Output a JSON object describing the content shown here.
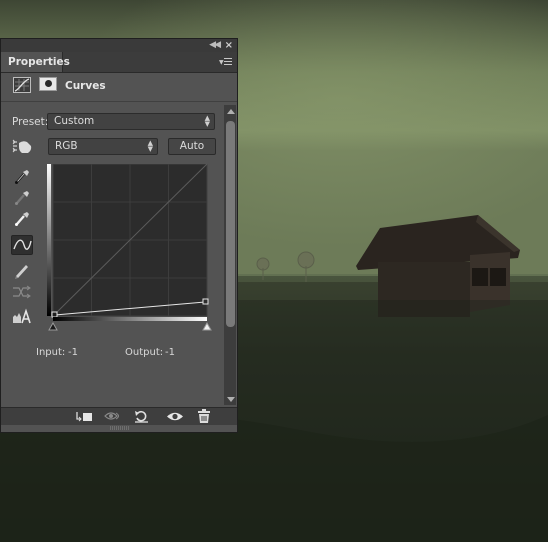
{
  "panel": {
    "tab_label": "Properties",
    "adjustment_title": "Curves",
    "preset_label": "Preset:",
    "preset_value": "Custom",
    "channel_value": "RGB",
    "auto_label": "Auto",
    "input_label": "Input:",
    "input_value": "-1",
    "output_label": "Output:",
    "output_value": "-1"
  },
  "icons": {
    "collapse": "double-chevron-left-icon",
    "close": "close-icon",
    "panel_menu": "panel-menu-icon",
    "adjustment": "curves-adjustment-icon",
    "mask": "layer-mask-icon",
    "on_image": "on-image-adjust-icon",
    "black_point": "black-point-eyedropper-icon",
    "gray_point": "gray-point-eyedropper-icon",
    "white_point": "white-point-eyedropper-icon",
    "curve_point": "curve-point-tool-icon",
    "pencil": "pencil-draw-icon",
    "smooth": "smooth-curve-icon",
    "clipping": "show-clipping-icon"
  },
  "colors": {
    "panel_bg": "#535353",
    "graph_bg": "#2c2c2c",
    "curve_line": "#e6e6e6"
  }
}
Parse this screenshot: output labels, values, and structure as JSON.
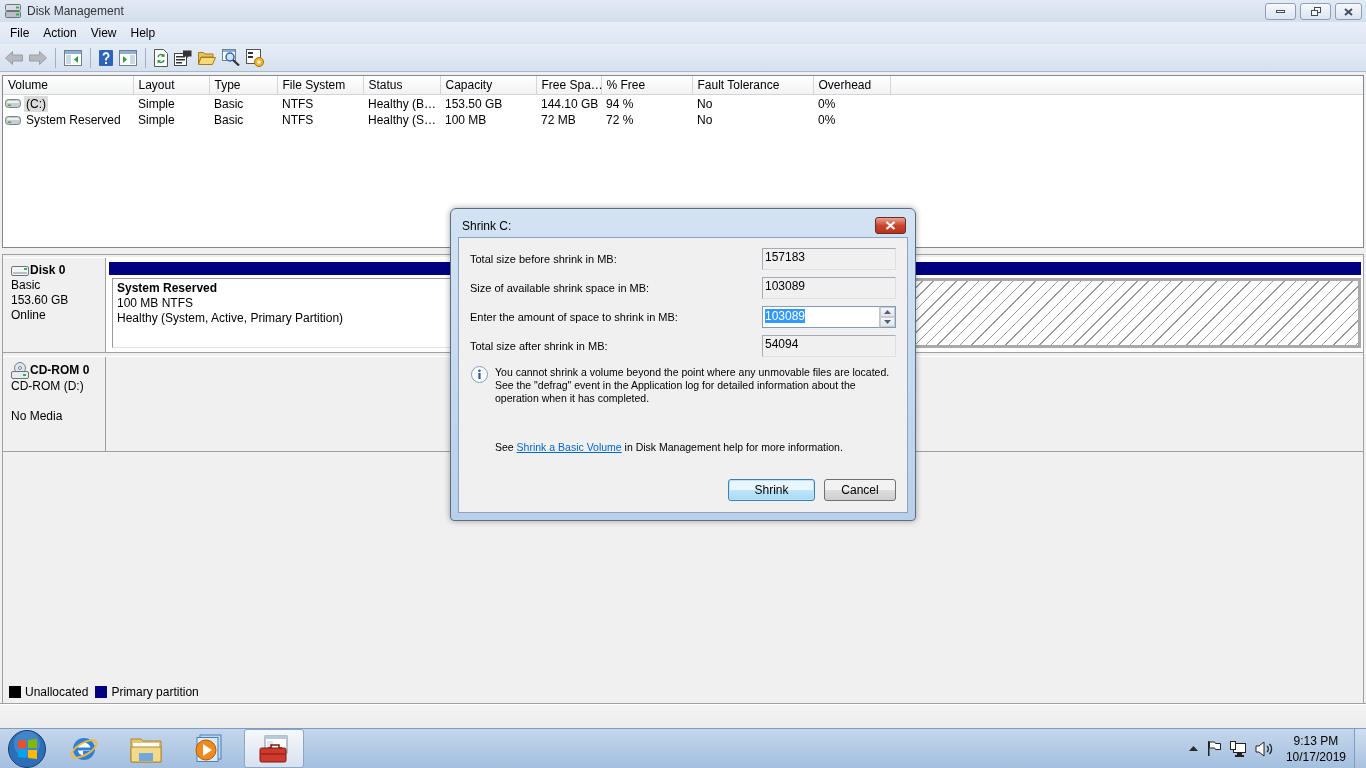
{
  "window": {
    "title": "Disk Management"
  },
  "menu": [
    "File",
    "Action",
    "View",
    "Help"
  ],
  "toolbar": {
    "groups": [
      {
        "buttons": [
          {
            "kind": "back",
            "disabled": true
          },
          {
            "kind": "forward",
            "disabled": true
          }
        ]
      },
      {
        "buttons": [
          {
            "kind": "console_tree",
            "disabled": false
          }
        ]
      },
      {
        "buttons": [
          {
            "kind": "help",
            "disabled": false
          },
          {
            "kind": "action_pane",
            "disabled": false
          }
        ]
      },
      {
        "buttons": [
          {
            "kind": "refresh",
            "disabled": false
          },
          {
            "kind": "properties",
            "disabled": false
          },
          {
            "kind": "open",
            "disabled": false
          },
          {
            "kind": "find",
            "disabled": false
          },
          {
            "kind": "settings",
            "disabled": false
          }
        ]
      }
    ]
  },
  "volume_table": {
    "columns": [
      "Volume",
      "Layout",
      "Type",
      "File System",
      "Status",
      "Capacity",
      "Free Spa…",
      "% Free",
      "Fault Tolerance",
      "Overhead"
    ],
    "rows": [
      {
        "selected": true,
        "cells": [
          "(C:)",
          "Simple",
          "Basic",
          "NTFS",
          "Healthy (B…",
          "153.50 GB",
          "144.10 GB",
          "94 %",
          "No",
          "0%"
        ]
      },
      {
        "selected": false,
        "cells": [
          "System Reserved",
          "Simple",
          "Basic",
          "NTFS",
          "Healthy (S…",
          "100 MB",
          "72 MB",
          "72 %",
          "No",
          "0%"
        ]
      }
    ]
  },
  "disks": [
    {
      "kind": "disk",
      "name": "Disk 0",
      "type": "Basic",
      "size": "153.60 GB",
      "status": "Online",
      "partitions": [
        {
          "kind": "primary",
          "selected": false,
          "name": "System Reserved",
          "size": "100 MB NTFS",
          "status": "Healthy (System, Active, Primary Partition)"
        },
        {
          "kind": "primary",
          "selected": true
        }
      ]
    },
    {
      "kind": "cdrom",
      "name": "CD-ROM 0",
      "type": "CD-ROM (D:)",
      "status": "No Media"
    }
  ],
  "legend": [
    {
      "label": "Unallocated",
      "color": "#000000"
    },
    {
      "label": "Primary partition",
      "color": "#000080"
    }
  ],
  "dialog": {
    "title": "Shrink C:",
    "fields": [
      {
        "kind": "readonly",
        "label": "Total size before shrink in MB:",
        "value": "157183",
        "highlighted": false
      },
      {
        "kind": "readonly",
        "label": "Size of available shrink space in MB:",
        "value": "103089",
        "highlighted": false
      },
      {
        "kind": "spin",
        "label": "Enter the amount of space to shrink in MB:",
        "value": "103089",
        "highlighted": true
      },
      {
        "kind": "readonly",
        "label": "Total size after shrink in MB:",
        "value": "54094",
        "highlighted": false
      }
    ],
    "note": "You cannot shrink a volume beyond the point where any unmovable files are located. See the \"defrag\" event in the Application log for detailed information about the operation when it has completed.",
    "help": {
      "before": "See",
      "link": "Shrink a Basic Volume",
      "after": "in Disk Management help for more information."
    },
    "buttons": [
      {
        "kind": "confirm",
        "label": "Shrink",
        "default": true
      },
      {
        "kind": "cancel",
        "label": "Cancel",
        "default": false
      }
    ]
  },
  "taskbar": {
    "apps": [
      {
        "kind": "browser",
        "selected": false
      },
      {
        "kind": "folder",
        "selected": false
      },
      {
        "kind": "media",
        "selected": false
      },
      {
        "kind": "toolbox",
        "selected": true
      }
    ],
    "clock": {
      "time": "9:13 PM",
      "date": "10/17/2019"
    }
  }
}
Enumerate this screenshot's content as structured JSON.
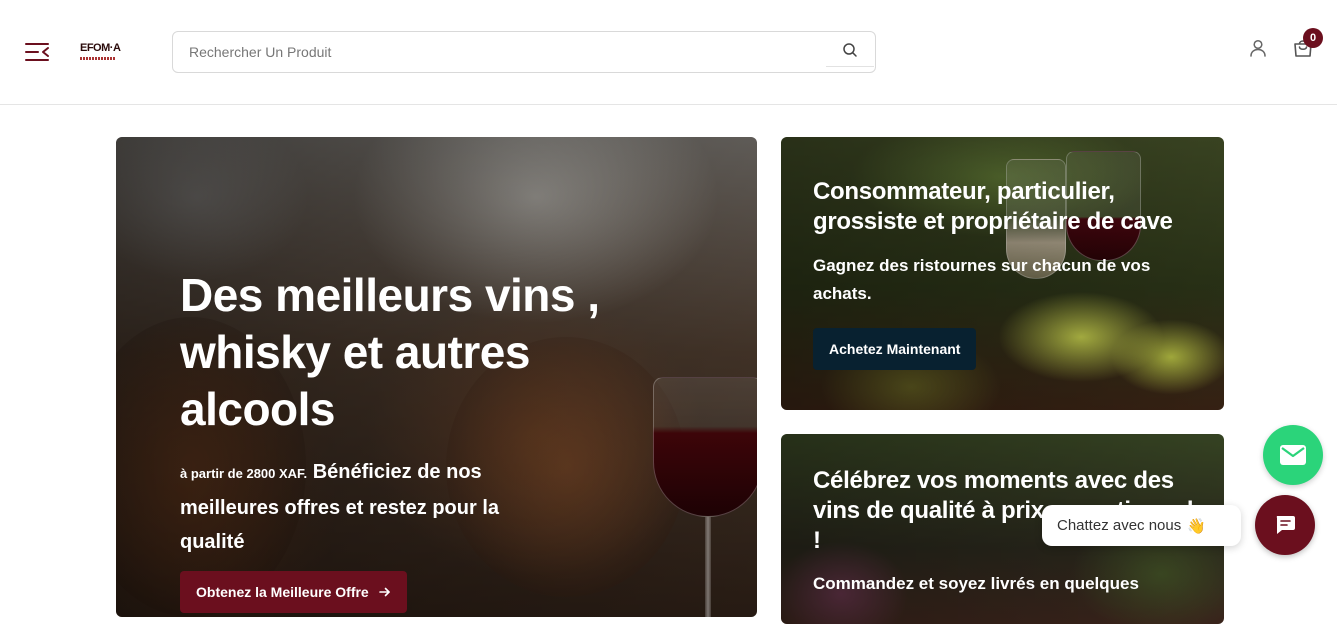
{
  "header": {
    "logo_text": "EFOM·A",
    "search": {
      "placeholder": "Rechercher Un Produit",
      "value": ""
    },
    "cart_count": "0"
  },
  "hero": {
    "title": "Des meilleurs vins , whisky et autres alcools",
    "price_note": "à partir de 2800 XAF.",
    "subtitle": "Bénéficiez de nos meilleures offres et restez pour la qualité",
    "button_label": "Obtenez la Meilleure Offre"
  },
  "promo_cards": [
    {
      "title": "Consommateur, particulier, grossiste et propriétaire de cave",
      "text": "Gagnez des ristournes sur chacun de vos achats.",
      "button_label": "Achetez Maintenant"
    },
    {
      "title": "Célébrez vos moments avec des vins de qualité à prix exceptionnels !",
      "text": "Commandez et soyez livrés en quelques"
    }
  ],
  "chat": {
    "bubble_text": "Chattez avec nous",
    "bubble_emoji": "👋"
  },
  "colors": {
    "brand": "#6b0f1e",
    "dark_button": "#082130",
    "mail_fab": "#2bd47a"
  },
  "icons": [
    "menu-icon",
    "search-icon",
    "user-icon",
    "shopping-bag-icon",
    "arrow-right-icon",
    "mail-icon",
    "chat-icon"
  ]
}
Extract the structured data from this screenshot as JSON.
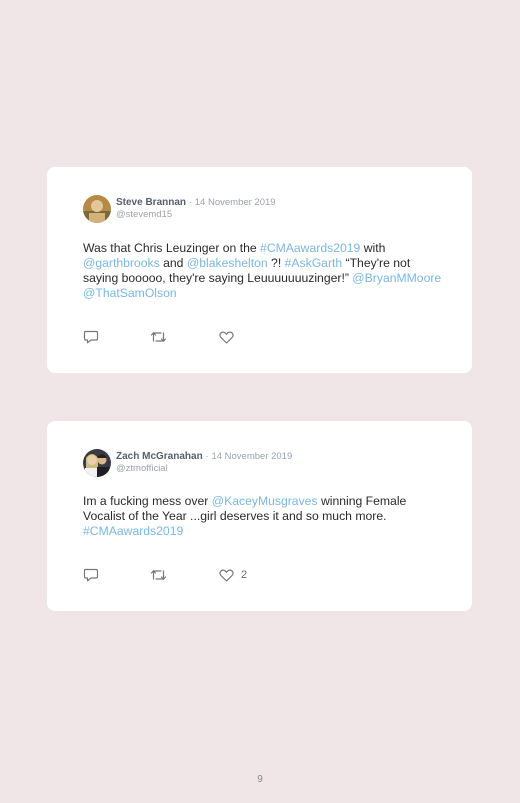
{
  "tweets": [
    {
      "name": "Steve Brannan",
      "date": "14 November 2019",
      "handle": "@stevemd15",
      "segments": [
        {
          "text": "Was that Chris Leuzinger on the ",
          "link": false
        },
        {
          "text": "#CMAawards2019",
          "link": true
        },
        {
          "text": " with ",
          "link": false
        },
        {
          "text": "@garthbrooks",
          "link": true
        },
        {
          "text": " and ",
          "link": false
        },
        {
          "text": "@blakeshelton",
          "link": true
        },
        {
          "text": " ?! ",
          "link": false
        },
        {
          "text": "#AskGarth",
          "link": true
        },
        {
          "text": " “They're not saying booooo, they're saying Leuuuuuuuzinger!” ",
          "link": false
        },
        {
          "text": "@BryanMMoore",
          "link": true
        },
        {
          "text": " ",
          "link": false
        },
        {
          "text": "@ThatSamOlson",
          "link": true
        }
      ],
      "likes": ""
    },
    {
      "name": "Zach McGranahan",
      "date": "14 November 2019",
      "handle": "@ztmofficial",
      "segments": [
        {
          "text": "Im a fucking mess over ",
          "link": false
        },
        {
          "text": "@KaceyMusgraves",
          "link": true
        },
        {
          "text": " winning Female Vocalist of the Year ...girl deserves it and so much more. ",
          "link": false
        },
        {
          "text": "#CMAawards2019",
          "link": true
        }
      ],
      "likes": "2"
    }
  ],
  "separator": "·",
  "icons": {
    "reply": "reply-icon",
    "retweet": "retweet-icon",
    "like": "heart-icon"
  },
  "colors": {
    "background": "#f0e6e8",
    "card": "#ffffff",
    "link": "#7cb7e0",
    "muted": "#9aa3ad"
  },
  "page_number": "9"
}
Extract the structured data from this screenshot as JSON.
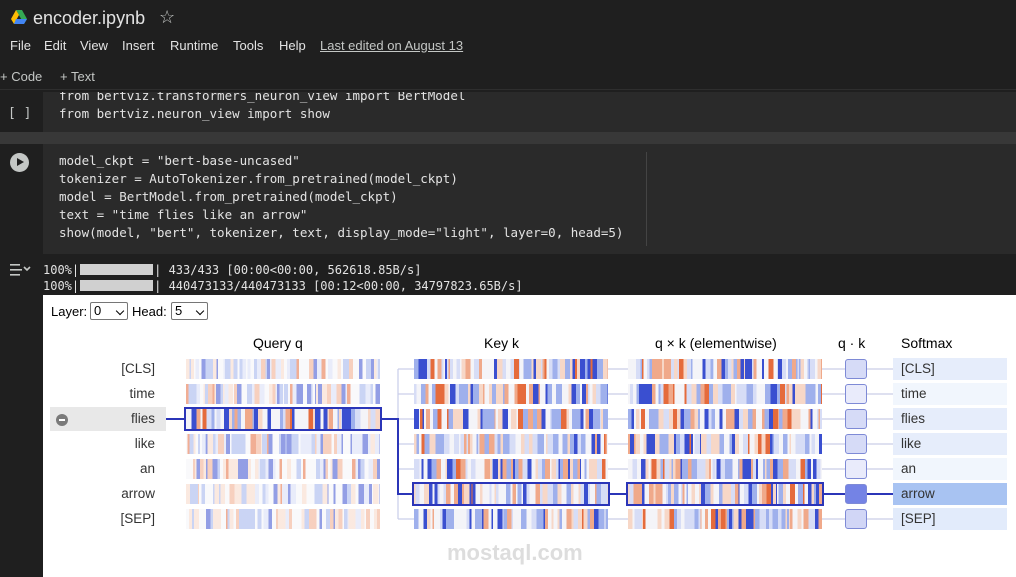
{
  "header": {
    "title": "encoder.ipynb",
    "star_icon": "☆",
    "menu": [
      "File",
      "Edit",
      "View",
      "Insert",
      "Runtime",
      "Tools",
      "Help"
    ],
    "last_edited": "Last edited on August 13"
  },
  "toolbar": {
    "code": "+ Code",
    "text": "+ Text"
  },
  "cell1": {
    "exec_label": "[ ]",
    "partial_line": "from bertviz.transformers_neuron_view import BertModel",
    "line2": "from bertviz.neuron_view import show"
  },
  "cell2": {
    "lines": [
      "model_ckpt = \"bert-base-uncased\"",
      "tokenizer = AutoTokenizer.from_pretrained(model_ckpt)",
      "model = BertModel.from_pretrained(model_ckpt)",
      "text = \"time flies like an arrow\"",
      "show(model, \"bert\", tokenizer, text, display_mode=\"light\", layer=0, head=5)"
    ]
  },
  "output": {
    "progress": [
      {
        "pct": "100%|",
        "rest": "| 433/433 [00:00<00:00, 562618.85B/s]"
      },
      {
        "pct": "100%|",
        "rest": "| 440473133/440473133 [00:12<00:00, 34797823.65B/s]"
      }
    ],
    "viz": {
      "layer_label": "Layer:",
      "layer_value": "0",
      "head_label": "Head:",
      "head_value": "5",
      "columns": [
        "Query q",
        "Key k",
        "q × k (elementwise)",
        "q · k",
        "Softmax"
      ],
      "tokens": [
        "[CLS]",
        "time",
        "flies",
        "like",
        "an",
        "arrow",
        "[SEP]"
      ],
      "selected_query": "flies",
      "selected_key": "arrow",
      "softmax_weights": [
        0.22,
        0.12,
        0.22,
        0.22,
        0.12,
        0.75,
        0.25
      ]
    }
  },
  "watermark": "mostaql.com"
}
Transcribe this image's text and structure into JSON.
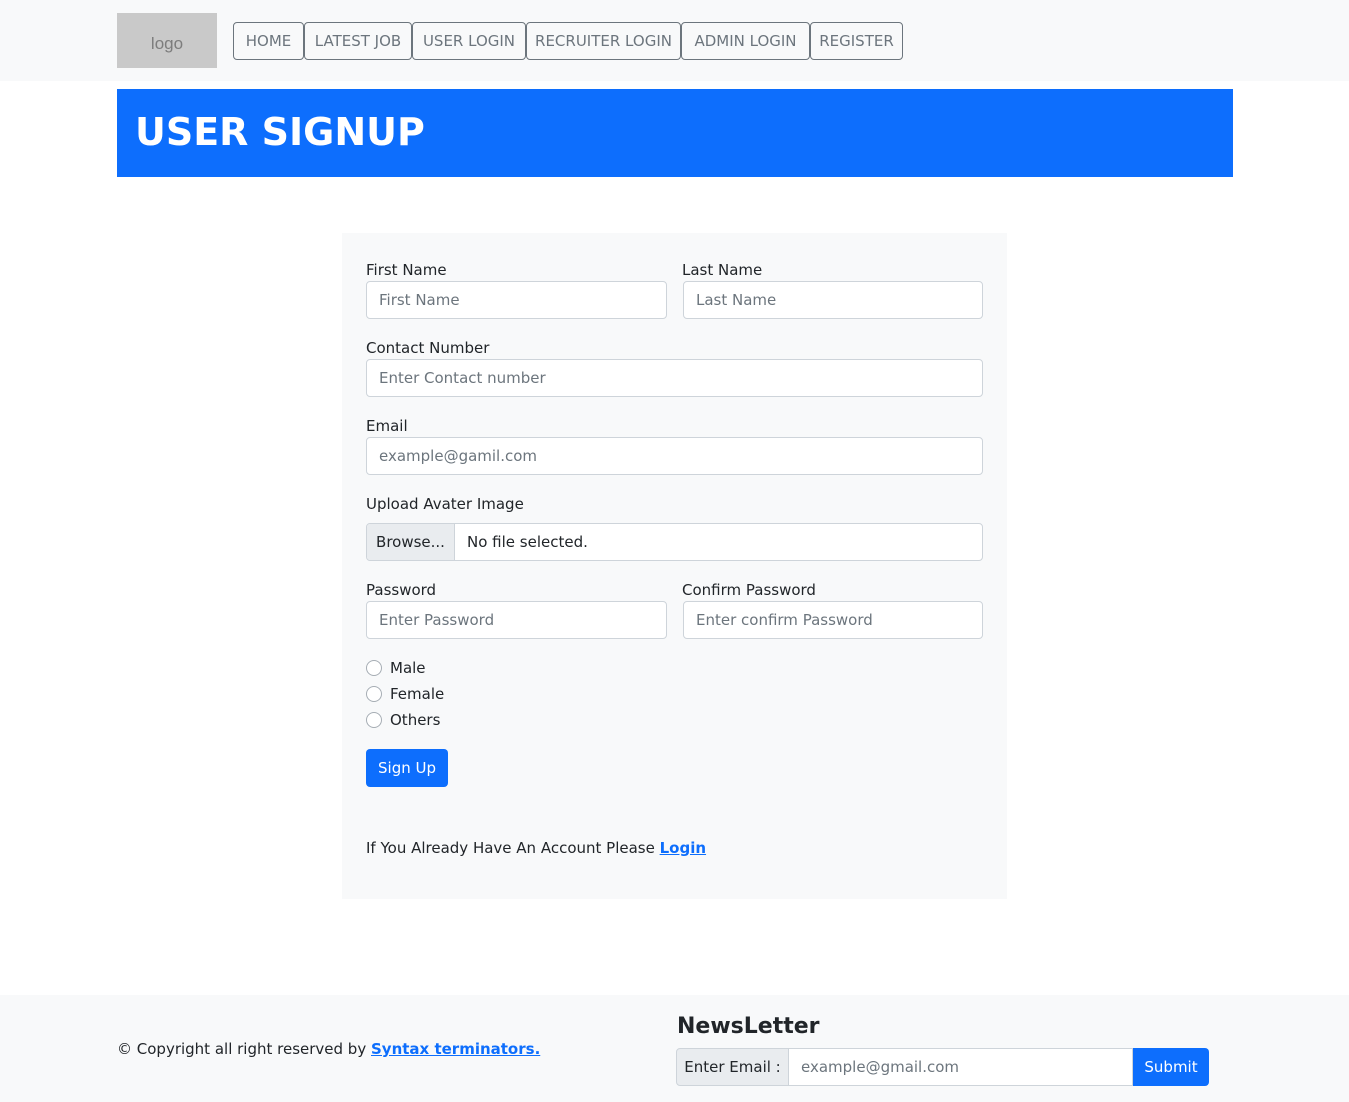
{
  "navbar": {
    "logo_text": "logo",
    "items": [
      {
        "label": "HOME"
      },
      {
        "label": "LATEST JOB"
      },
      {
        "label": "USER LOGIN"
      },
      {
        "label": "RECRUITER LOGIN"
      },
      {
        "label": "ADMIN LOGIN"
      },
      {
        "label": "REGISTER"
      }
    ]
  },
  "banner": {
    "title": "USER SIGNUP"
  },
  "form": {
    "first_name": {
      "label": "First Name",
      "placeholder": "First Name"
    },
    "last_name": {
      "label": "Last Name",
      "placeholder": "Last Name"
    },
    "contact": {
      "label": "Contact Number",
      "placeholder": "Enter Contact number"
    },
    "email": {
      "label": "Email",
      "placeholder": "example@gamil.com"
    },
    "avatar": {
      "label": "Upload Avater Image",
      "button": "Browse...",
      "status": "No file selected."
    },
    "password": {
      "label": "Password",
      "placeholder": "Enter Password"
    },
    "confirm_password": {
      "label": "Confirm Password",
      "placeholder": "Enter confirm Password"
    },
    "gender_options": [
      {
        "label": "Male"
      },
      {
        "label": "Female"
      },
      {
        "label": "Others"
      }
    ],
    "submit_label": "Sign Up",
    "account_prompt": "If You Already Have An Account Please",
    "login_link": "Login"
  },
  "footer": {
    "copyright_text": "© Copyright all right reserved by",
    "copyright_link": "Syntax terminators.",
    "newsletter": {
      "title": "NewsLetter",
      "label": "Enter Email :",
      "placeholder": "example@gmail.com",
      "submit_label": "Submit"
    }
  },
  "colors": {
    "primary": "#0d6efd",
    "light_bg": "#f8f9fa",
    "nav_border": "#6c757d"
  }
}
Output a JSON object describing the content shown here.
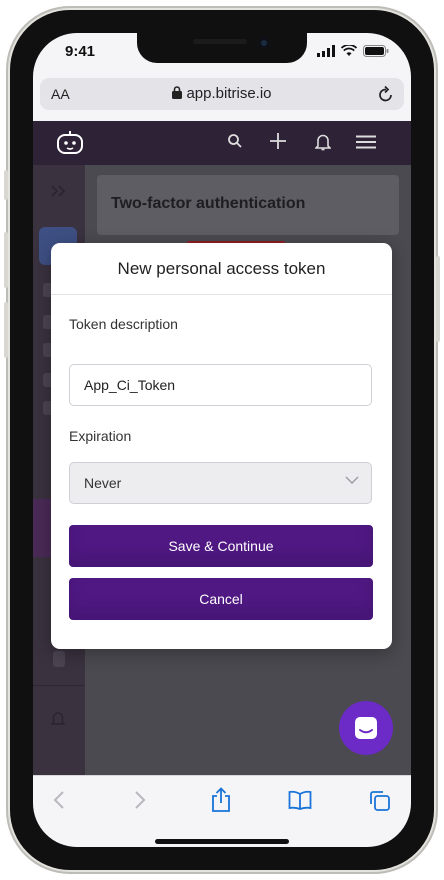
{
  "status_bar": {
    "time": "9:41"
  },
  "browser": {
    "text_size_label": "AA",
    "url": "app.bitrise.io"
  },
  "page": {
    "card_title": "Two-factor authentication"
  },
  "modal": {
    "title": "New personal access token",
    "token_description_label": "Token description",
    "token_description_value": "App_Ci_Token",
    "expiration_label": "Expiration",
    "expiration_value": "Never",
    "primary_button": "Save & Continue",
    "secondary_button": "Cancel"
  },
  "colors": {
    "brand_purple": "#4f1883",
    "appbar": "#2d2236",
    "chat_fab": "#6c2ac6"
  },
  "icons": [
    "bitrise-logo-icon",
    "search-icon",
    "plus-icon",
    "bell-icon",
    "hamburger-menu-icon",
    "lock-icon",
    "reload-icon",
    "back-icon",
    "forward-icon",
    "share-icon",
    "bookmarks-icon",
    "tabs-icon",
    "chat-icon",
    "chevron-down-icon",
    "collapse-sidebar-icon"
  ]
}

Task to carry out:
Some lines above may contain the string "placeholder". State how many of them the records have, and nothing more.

Response:
8